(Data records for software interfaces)
::::::::::

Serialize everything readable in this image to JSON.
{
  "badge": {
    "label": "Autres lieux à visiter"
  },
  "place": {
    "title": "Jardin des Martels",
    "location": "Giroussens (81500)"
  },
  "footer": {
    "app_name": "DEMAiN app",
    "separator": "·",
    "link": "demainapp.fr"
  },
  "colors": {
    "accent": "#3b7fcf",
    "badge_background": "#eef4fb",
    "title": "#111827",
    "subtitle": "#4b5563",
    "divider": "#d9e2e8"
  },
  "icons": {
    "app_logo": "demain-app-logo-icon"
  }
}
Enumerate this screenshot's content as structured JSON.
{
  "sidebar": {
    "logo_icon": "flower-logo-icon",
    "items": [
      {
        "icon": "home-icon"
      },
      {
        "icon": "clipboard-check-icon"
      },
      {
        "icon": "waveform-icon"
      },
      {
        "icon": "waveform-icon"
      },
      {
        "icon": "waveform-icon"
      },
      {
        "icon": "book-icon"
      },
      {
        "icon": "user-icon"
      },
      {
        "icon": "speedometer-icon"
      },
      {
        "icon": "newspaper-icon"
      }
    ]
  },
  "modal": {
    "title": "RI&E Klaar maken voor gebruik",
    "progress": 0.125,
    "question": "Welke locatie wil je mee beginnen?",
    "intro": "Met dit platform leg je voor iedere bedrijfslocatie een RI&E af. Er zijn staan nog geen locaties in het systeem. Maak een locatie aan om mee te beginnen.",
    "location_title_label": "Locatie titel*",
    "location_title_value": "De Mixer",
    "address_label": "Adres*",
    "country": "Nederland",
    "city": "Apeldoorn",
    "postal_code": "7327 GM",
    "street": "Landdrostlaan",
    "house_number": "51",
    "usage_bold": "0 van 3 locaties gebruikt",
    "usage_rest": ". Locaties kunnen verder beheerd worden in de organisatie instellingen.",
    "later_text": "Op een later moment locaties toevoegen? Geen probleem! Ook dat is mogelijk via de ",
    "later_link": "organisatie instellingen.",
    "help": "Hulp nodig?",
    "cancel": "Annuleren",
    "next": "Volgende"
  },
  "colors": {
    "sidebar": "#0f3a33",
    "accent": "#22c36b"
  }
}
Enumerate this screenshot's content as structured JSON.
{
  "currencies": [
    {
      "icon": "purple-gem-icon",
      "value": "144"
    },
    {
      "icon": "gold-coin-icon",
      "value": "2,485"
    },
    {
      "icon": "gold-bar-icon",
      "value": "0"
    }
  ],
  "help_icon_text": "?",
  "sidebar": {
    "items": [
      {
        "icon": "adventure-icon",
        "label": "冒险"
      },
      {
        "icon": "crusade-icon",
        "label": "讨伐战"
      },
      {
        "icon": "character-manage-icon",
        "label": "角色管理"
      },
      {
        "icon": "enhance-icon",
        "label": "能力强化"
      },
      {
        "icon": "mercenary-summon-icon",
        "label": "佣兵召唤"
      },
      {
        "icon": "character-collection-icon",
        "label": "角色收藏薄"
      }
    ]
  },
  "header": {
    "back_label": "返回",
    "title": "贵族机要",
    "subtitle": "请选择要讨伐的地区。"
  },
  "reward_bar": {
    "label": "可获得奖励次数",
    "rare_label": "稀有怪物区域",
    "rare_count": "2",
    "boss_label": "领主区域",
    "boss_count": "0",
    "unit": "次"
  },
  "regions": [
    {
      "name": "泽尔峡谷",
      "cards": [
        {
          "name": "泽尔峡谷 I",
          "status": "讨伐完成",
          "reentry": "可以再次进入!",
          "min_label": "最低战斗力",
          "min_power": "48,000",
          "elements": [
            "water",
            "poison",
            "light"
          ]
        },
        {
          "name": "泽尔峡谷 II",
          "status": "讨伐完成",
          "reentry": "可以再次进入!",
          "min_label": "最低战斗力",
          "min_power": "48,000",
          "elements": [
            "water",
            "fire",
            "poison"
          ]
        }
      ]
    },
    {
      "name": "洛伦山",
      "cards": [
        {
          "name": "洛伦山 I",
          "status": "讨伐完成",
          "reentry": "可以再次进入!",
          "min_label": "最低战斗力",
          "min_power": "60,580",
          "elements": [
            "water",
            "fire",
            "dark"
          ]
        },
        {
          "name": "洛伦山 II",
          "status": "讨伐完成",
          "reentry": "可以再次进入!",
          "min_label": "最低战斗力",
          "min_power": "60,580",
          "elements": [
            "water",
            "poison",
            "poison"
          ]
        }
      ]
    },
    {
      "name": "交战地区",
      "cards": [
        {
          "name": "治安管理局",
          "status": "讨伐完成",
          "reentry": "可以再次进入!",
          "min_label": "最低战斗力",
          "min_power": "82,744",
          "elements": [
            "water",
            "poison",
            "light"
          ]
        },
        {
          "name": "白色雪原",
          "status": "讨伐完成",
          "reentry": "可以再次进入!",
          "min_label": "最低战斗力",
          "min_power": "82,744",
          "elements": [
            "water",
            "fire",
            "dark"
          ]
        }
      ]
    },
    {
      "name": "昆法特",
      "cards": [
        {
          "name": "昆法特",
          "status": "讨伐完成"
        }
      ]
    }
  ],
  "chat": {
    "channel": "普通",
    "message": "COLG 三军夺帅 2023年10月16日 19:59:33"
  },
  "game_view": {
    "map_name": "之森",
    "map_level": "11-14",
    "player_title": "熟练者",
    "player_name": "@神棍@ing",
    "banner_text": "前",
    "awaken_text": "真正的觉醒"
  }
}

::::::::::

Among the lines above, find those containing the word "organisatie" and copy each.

    "usage_rest": ". Locaties kunnen verder beheerd worden in de organisatie instellingen.",
    "later_link": "organisatie instellingen.",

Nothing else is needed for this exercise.